→ **EXERCISE INSTRUCTIONS**: Every line of the data below should be printed exactly.

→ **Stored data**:
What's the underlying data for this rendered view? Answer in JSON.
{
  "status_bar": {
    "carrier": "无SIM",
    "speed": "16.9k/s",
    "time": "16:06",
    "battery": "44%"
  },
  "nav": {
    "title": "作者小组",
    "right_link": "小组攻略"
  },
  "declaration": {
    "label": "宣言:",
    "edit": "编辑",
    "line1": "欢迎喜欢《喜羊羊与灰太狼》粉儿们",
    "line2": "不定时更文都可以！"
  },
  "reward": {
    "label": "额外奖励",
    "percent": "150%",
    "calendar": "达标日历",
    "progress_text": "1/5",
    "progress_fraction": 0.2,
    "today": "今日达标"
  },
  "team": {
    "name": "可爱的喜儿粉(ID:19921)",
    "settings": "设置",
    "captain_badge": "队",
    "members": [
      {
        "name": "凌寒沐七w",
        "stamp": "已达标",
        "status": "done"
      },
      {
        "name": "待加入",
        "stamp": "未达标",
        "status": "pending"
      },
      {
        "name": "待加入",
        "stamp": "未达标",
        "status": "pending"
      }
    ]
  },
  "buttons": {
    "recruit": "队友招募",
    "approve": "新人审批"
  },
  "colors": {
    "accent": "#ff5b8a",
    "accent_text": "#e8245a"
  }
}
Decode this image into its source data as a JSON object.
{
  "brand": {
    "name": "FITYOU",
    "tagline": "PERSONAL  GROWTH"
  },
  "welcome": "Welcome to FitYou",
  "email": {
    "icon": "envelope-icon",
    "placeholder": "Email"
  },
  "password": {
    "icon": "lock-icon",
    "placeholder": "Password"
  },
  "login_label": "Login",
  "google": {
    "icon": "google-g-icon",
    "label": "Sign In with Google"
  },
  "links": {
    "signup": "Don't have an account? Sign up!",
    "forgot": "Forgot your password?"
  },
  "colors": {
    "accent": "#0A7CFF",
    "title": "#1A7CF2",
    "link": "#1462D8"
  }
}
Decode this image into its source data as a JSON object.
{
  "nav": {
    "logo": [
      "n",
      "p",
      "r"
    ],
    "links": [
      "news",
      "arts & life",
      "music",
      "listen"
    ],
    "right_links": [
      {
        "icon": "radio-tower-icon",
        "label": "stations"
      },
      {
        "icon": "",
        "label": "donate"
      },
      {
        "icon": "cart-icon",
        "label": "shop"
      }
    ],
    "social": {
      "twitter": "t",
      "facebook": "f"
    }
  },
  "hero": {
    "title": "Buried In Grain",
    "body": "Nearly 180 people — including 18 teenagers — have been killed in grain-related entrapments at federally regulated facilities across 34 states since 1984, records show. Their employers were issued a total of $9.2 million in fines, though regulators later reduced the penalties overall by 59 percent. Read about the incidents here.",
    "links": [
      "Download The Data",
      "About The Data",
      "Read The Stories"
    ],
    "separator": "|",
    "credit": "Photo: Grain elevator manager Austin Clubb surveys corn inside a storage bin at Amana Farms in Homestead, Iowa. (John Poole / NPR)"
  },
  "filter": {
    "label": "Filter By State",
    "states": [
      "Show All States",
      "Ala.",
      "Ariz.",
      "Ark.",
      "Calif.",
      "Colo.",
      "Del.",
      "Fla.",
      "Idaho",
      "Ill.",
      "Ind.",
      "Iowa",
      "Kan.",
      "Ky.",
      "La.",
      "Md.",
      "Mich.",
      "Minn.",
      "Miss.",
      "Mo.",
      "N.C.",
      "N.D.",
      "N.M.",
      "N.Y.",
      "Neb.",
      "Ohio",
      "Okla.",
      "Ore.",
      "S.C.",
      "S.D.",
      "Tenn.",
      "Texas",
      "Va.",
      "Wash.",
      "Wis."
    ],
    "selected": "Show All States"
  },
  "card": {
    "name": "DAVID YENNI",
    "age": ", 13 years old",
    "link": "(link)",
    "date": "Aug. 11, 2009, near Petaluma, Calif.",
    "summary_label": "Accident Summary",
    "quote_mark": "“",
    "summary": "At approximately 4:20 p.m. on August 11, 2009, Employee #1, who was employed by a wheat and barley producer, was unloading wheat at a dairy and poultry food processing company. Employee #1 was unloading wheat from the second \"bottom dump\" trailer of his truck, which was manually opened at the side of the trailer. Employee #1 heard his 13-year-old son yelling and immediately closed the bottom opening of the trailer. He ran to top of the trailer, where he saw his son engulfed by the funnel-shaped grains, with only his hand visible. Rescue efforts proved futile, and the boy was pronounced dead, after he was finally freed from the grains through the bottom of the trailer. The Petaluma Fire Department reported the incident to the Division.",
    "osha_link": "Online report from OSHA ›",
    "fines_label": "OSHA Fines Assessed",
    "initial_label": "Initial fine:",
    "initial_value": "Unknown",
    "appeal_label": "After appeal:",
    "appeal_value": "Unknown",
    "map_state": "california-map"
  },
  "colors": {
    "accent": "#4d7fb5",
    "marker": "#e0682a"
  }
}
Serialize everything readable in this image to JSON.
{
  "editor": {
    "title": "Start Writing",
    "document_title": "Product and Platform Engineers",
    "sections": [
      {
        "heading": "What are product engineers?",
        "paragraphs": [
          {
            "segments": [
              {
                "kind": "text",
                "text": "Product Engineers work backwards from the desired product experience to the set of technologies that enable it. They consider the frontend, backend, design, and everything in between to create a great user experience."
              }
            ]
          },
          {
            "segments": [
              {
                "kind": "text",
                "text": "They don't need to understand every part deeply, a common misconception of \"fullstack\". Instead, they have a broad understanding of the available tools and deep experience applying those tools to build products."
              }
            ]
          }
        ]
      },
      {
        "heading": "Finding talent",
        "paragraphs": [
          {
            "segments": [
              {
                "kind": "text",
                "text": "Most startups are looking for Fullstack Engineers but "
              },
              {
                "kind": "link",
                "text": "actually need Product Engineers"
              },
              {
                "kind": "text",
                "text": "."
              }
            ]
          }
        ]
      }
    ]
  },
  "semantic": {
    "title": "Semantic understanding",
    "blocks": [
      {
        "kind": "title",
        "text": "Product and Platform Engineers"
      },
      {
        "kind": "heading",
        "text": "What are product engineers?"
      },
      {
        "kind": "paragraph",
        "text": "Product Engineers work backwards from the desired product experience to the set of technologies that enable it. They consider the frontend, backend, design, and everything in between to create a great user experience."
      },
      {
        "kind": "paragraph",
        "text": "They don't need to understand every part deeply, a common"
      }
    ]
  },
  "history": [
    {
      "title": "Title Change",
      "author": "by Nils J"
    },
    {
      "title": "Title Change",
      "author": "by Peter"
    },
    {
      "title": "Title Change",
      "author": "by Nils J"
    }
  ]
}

→ **RESULT FOR THIS EXERCISE**:
What's the underlying data for this rendered view? Answer in JSON.
{
  "status_bar": {
    "carrier": "无SIM",
    "speed": "16.9k/s",
    "time": "16:06",
    "battery": "44%"
  },
  "nav": {
    "title": "作者小组",
    "right_link": "小组攻略"
  },
  "declaration": {
    "label": "宣言:",
    "edit": "编辑",
    "line1": "欢迎喜欢《喜羊羊与灰太狼》粉儿们",
    "line2": "不定时更文都可以！"
  },
  "reward": {
    "label": "额外奖励",
    "percent": "150%",
    "calendar": "达标日历",
    "progress_text": "1/5",
    "progress_fraction": 0.2,
    "today": "今日达标"
  },
  "team": {
    "name": "可爱的喜儿粉(ID:19921)",
    "settings": "设置",
    "captain_badge": "队",
    "members": [
      {
        "name": "凌寒沐七w",
        "stamp": "已达标",
        "status": "done"
      },
      {
        "name": "待加入",
        "stamp": "未达标",
        "status": "pending"
      },
      {
        "name": "待加入",
        "stamp": "未达标",
        "status": "pending"
      }
    ]
  },
  "buttons": {
    "recruit": "队友招募",
    "approve": "新人审批"
  },
  "colors": {
    "accent": "#ff5b8a",
    "accent_text": "#e8245a"
  }
}
Decode this image into its source data as a JSON object.
{
  "brand": {
    "name": "FITYOU",
    "tagline": "PERSONAL  GROWTH"
  },
  "welcome": "Welcome to FitYou",
  "email": {
    "icon": "envelope-icon",
    "placeholder": "Email"
  },
  "password": {
    "icon": "lock-icon",
    "placeholder": "Password"
  },
  "login_label": "Login",
  "google": {
    "icon": "google-g-icon",
    "label": "Sign In with Google"
  },
  "links": {
    "signup": "Don't have an account? Sign up!",
    "forgot": "Forgot your password?"
  },
  "colors": {
    "accent": "#0A7CFF",
    "title": "#1A7CF2",
    "link": "#1462D8"
  }
}
Decode this image into its source data as a JSON object.
{
  "nav": {
    "logo": [
      "n",
      "p",
      "r"
    ],
    "links": [
      "news",
      "arts & life",
      "music",
      "listen"
    ],
    "right_links": [
      {
        "icon": "radio-tower-icon",
        "label": "stations"
      },
      {
        "icon": "",
        "label": "donate"
      },
      {
        "icon": "cart-icon",
        "label": "shop"
      }
    ],
    "social": {
      "twitter": "t",
      "facebook": "f"
    }
  },
  "hero": {
    "title": "Buried In Grain",
    "body": "Nearly 180 people — including 18 teenagers — have been killed in grain-related entrapments at federally regulated facilities across 34 states since 1984, records show. Their employers were issued a total of $9.2 million in fines, though regulators later reduced the penalties overall by 59 percent. Read about the incidents here.",
    "links": [
      "Download The Data",
      "About The Data",
      "Read The Stories"
    ],
    "separator": "|",
    "credit": "Photo: Grain elevator manager Austin Clubb surveys corn inside a storage bin at Amana Farms in Homestead, Iowa. (John Poole / NPR)"
  },
  "filter": {
    "label": "Filter By State",
    "states": [
      "Show All States",
      "Ala.",
      "Ariz.",
      "Ark.",
      "Calif.",
      "Colo.",
      "Del.",
      "Fla.",
      "Idaho",
      "Ill.",
      "Ind.",
      "Iowa",
      "Kan.",
      "Ky.",
      "La.",
      "Md.",
      "Mich.",
      "Minn.",
      "Miss.",
      "Mo.",
      "N.C.",
      "N.D.",
      "N.M.",
      "N.Y.",
      "Neb.",
      "Ohio",
      "Okla.",
      "Ore.",
      "S.C.",
      "S.D.",
      "Tenn.",
      "Texas",
      "Va.",
      "Wash.",
      "Wis."
    ],
    "selected": "Show All States"
  },
  "card": {
    "name": "DAVID YENNI",
    "age": ", 13 years old",
    "link": "(link)",
    "date": "Aug. 11, 2009, near Petaluma, Calif.",
    "summary_label": "Accident Summary",
    "quote_mark": "“",
    "summary": "At approximately 4:20 p.m. on August 11, 2009, Employee #1, who was employed by a wheat and barley producer, was unloading wheat at a dairy and poultry food processing company. Employee #1 was unloading wheat from the second \"bottom dump\" trailer of his truck, which was manually opened at the side of the trailer. Employee #1 heard his 13-year-old son yelling and immediately closed the bottom opening of the trailer. He ran to top of the trailer, where he saw his son engulfed by the funnel-shaped grains, with only his hand visible. Rescue efforts proved futile, and the boy was pronounced dead, after he was finally freed from the grains through the bottom of the trailer. The Petaluma Fire Department reported the incident to the Division.",
    "osha_link": "Online report from OSHA ›",
    "fines_label": "OSHA Fines Assessed",
    "initial_label": "Initial fine:",
    "initial_value": "Unknown",
    "appeal_label": "After appeal:",
    "appeal_value": "Unknown",
    "map_state": "california-map"
  },
  "colors": {
    "accent": "#4d7fb5",
    "marker": "#e0682a"
  }
}
Serialize everything readable in this image to JSON.
{
  "editor": {
    "title": "Start Writing",
    "document_title": "Product and Platform Engineers",
    "sections": [
      {
        "heading": "What are product engineers?",
        "paragraphs": [
          {
            "segments": [
              {
                "kind": "text",
                "text": "Product Engineers work backwards from the desired product experience to the set of technologies that enable it. They consider the frontend, backend, design, and everything in between to create a great user experience."
              }
            ]
          },
          {
            "segments": [
              {
                "kind": "text",
                "text": "They don't need to understand every part deeply, a common misconception of \"fullstack\". Instead, they have a broad understanding of the available tools and deep experience applying those tools to build products."
              }
            ]
          }
        ]
      },
      {
        "heading": "Finding talent",
        "paragraphs": [
          {
            "segments": [
              {
                "kind": "text",
                "text": "Most startups are looking for Fullstack Engineers but "
              },
              {
                "kind": "link",
                "text": "actually need Product Engineers"
              },
              {
                "kind": "text",
                "text": "."
              }
            ]
          }
        ]
      }
    ]
  },
  "semantic": {
    "title": "Semantic understanding",
    "blocks": [
      {
        "kind": "title",
        "text": "Product and Platform Engineers"
      },
      {
        "kind": "heading",
        "text": "What are product engineers?"
      },
      {
        "kind": "paragraph",
        "text": "Product Engineers work backwards from the desired product experience to the set of technologies that enable it. They consider the frontend, backend, design, and everything in between to create a great user experience."
      },
      {
        "kind": "paragraph",
        "text": "They don't need to understand every part deeply, a common"
      }
    ]
  },
  "history": [
    {
      "title": "Title Change",
      "author": "by Nils J"
    },
    {
      "title": "Title Change",
      "author": "by Peter"
    },
    {
      "title": "Title Change",
      "author": "by Nils J"
    }
  ]
}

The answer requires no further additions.